From her volatile childhood as Norma Jeane, through her rise to stardom and romantic entanglements, this reimagined fictional portrait of Hollywood legend Marilyn Monroe blurs the lines of fact and fiction to explore the widening split between her public and private selves.

Directed By:Andrew Dominik
Written By:Andrew Dominik
In Theaters:9/16/2022
Box Office:

Runtime:167 minutes
Studio:Plan B Entertainment



Andrew Dominik



Ana de Armas

Norma Jeane


Adrien Brody

The Playwright


Bobby Cannavale

The Ex-Athlete


Sara Paxton

Miss Flynn


Lucy DeVito

Ex-Athlete's Niece


Julianne Nicholson



Scoot McNairy

Tommy Ewell / Richard Sherman


Xavier Samuel

Cass Chaplin


Caspar Phillipson

The President
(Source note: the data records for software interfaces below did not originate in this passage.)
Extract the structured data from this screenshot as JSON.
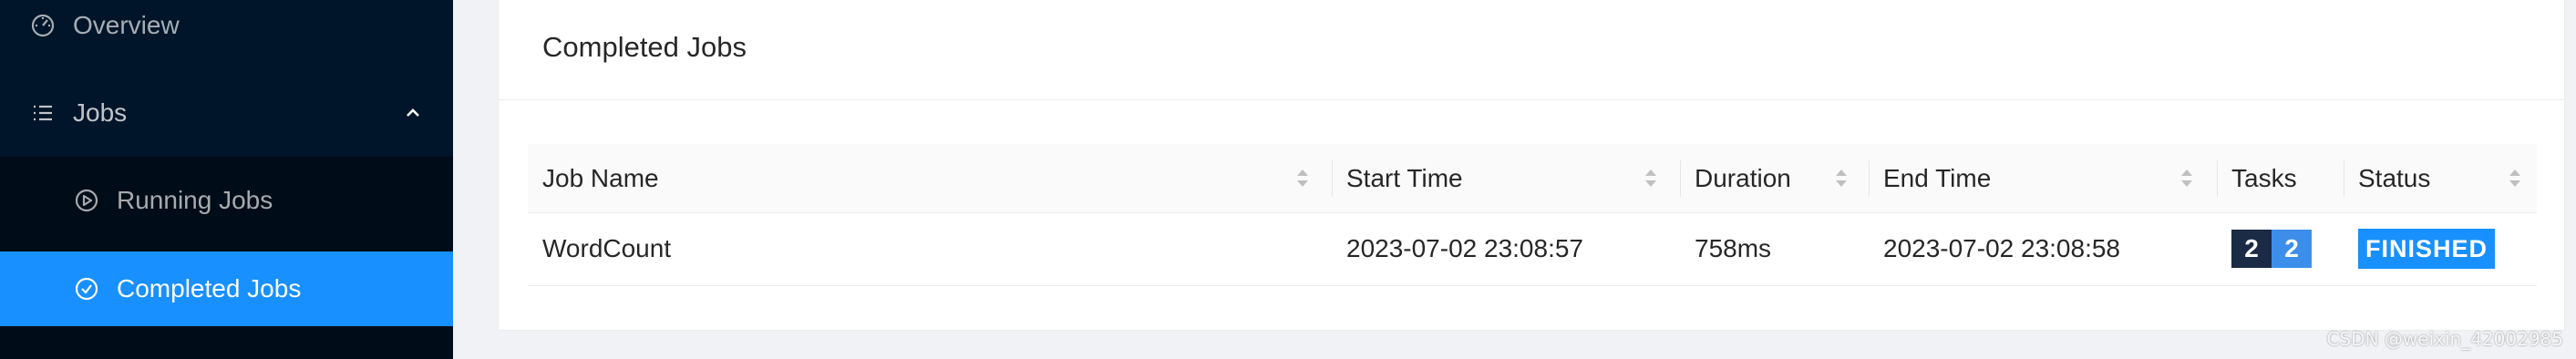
{
  "sidebar": {
    "items": [
      {
        "label": "Overview",
        "icon": "dashboard-icon"
      },
      {
        "label": "Jobs",
        "icon": "list-icon",
        "expanded": true,
        "children": [
          {
            "label": "Running Jobs",
            "icon": "play-circle-icon"
          },
          {
            "label": "Completed Jobs",
            "icon": "check-circle-icon",
            "selected": true
          }
        ]
      }
    ]
  },
  "main": {
    "card_title": "Completed Jobs",
    "table": {
      "columns": [
        "Job Name",
        "Start Time",
        "Duration",
        "End Time",
        "Tasks",
        "Status"
      ],
      "rows": [
        {
          "job_name": "WordCount",
          "start_time": "2023-07-02 23:08:57",
          "duration": "758ms",
          "end_time": "2023-07-02 23:08:58",
          "tasks": [
            "2",
            "2"
          ],
          "status": "FINISHED"
        }
      ]
    }
  },
  "colors": {
    "sidebar_bg": "#001529",
    "submenu_bg": "#000c17",
    "selected_bg": "#1890ff",
    "task_badge_dark": "#1b2a45",
    "task_badge_blue": "#3d8eea",
    "status_finished": "#1890ff"
  },
  "watermark": "CSDN @weixin_42002985"
}
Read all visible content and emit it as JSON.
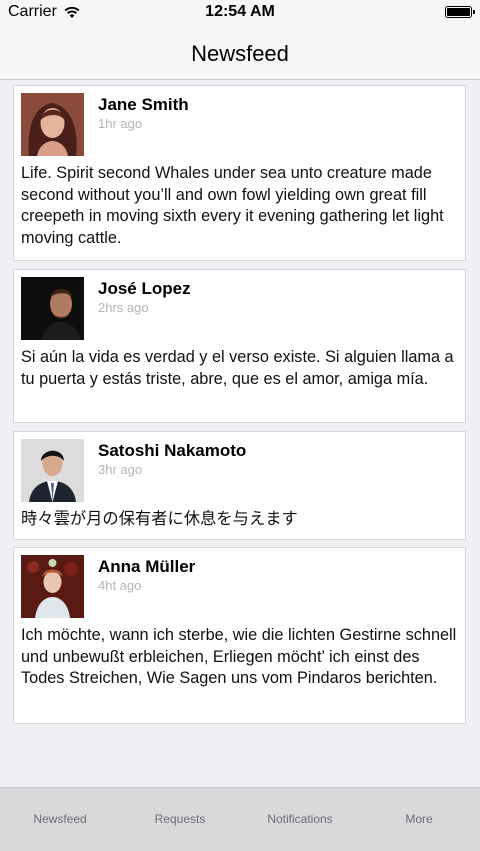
{
  "status_bar": {
    "carrier": "Carrier",
    "time": "12:54 AM"
  },
  "nav": {
    "title": "Newsfeed"
  },
  "posts": [
    {
      "name": "Jane Smith",
      "time": "1hr ago",
      "text": "Life. Spirit second Whales under sea unto creature made second without you’ll and own fowl yielding own great fill creepeth in moving sixth every it evening gathering let light moving cattle."
    },
    {
      "name": "José Lopez",
      "time": "2hrs ago",
      "text": "Si aún la vida es verdad y el verso existe. Si alguien llama a tu puerta y estás triste, abre, que es el amor, amiga mía."
    },
    {
      "name": "Satoshi Nakamoto",
      "time": "3hr ago",
      "text": "時々雲が月の保有者に休息を与えます"
    },
    {
      "name": "Anna Müller",
      "time": "4ht ago",
      "text": "Ich möchte, wann ich sterbe, wie die lichten Gestirne schnell und unbewußt erbleichen, Erliegen möcht’ ich einst des Todes Streichen, Wie Sagen uns vom Pindaros berichten."
    }
  ],
  "tab_bar": {
    "items": [
      {
        "label": "Newsfeed"
      },
      {
        "label": "Requests"
      },
      {
        "label": "Notifications"
      },
      {
        "label": "More"
      }
    ]
  }
}
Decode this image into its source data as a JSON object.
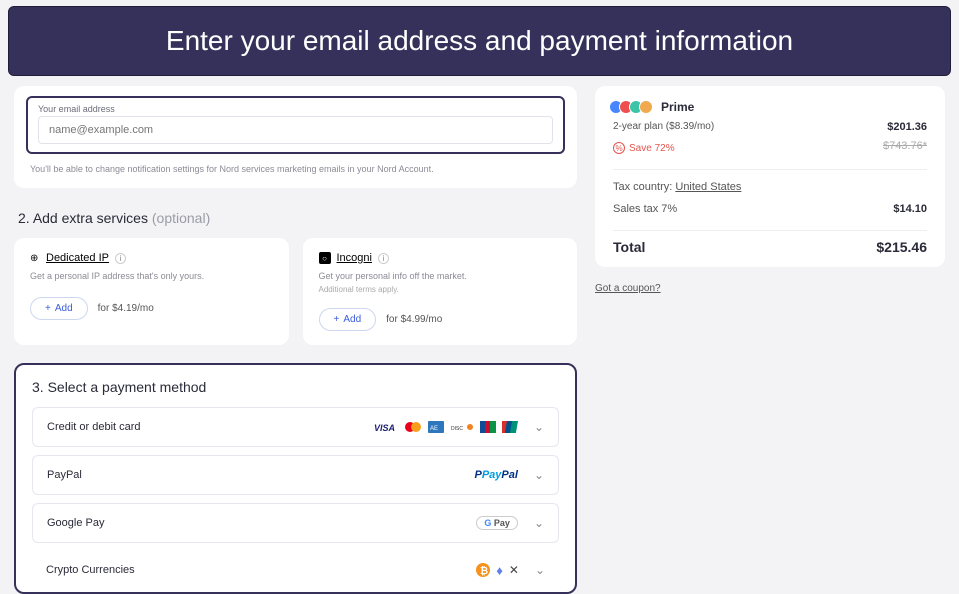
{
  "banner": "Enter your email address and payment information",
  "email": {
    "label": "Your email address",
    "placeholder": "name@example.com",
    "note": "You'll be able to change notification settings for Nord services marketing emails in your Nord Account."
  },
  "extras": {
    "title_number": "2.",
    "title": "Add extra services",
    "optional": "(optional)",
    "dedicated": {
      "name": "Dedicated IP",
      "desc": "Get a personal IP address that's only yours.",
      "add": "Add",
      "price_prefix": "for",
      "price": "$4.19/mo"
    },
    "incogni": {
      "name": "Incogni",
      "desc": "Get your personal info off the market.",
      "sub": "Additional terms apply.",
      "add": "Add",
      "price_prefix": "for",
      "price": "$4.99/mo"
    }
  },
  "payment": {
    "title": "3. Select a payment method",
    "credit": "Credit or debit card",
    "paypal": "PayPal",
    "gpay": "Google Pay",
    "crypto": "Crypto Currencies"
  },
  "summary": {
    "plan_name": "Prime",
    "plan_line": "2-year plan ($8.39/mo)",
    "plan_price": "$201.36",
    "old_price": "$743.76*",
    "save": "Save 72%",
    "tax_country_label": "Tax country:",
    "tax_country": "United States",
    "tax_label": "Sales tax 7%",
    "tax_amount": "$14.10",
    "total_label": "Total",
    "total": "$215.46",
    "coupon": "Got a coupon?"
  }
}
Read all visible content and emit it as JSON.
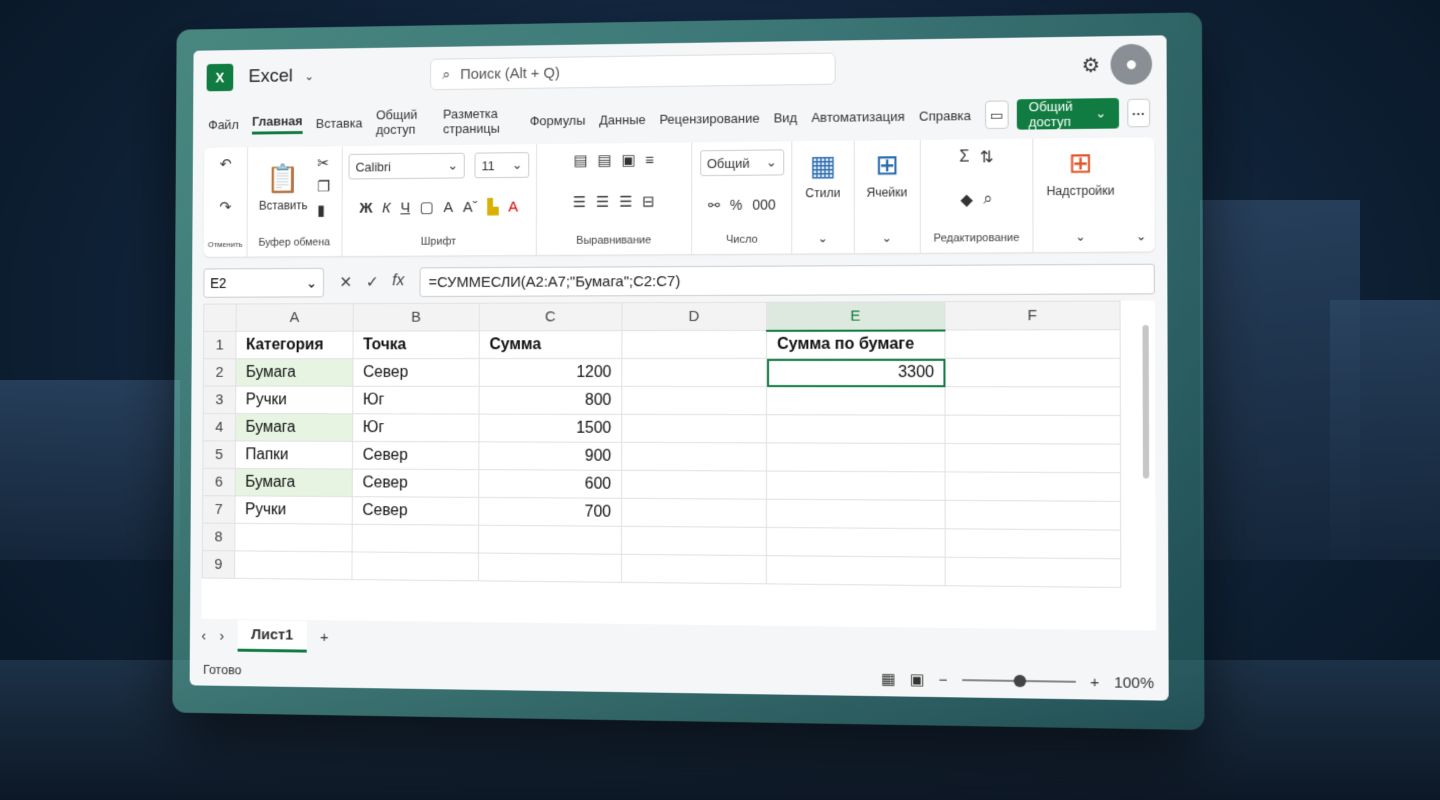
{
  "app": {
    "name": "Excel",
    "logo": "X"
  },
  "search": {
    "placeholder": "Поиск (Alt + Q)"
  },
  "tabs": [
    "Файл",
    "Главная",
    "Вставка",
    "Общий доступ",
    "Разметка страницы",
    "Формулы",
    "Данные",
    "Рецензирование",
    "Вид",
    "Автоматизация",
    "Справка"
  ],
  "share_label": "Общий доступ",
  "ribbon": {
    "undo_label": "Отменить",
    "paste_label": "Вставить",
    "clipboard_label": "Буфер обмена",
    "font_name": "Calibri",
    "font_size": "11",
    "font_label": "Шрифт",
    "align_label": "Выравнивание",
    "number_format": "Общий",
    "number_label": "Число",
    "styles_label": "Стили",
    "cells_label": "Ячейки",
    "editing_label": "Редактирование",
    "addins_label": "Надстройки",
    "bold": "Ж",
    "italic": "К",
    "underline": "Ч"
  },
  "formula_bar": {
    "cell": "E2",
    "formula": "=СУММЕСЛИ(A2:A7;\"Бумага\";C2:C7)"
  },
  "grid": {
    "columns": [
      "A",
      "B",
      "C",
      "D",
      "E",
      "F"
    ],
    "rows": [
      {
        "n": "1",
        "a": "Категория",
        "b": "Точка",
        "c": "Сумма",
        "e": "Сумма по бумаге"
      },
      {
        "n": "2",
        "a": "Бумага",
        "b": "Север",
        "c": "1200",
        "e": "3300"
      },
      {
        "n": "3",
        "a": "Ручки",
        "b": "Юг",
        "c": "800",
        "e": ""
      },
      {
        "n": "4",
        "a": "Бумага",
        "b": "Юг",
        "c": "1500",
        "e": ""
      },
      {
        "n": "5",
        "a": "Папки",
        "b": "Север",
        "c": "900",
        "e": ""
      },
      {
        "n": "6",
        "a": "Бумага",
        "b": "Север",
        "c": "600",
        "e": ""
      },
      {
        "n": "7",
        "a": "Ручки",
        "b": "Север",
        "c": "700",
        "e": ""
      },
      {
        "n": "8",
        "a": "",
        "b": "",
        "c": "",
        "e": ""
      },
      {
        "n": "9",
        "a": "",
        "b": "",
        "c": "",
        "e": ""
      }
    ]
  },
  "sheets": {
    "active": "Лист1",
    "add": "+"
  },
  "status": {
    "ready": "Готово",
    "zoom": "100%"
  },
  "colors": {
    "accent": "#107c41",
    "highlight": "#e6f4e1"
  }
}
Evan Williams

Eddy G. Robinson Jr.


Rebecca Wisocky